» **Exercise directions**:
Return each line of the entries that mentions the word "true".

(Web page and app entries)
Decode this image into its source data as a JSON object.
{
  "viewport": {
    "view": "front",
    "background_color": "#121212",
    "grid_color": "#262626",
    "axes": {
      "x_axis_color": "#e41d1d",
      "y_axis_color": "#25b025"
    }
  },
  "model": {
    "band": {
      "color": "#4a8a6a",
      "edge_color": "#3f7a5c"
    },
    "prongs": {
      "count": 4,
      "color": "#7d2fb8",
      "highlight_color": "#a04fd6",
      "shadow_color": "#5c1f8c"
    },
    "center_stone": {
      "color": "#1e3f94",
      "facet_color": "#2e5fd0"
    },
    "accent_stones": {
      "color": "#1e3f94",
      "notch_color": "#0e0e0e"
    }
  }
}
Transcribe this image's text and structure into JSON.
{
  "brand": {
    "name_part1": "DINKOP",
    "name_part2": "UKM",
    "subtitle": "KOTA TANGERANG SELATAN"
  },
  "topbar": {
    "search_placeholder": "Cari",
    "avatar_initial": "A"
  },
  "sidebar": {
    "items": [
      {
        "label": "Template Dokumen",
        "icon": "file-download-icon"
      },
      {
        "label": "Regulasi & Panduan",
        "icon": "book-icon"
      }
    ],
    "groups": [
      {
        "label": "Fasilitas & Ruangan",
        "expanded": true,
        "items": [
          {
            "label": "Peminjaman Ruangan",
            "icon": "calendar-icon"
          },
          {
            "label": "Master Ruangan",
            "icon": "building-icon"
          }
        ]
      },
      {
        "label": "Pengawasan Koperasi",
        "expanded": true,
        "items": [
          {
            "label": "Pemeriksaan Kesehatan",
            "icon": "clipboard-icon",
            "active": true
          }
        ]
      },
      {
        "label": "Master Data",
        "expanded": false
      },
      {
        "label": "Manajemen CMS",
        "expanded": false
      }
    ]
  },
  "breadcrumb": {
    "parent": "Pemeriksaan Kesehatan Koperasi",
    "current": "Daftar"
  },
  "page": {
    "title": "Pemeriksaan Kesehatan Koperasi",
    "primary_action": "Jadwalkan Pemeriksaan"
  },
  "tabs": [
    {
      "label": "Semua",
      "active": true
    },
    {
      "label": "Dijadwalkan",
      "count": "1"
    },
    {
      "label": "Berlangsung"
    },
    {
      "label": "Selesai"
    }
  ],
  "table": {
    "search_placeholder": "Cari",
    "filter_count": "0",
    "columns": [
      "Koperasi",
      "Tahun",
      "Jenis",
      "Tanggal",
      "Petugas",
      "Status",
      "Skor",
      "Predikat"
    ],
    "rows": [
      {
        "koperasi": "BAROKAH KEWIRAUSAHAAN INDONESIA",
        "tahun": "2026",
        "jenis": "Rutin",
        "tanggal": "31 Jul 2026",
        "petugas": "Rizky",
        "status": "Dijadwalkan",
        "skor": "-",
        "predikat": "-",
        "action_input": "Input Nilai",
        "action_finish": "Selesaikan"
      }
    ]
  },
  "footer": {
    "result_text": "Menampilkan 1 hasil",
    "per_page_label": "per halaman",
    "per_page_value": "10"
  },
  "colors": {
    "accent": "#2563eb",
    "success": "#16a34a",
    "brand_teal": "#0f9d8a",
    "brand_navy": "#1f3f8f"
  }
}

» **Written answer**:
        "expanded": true,
        "expanded": true,
            "active": true
      "active": true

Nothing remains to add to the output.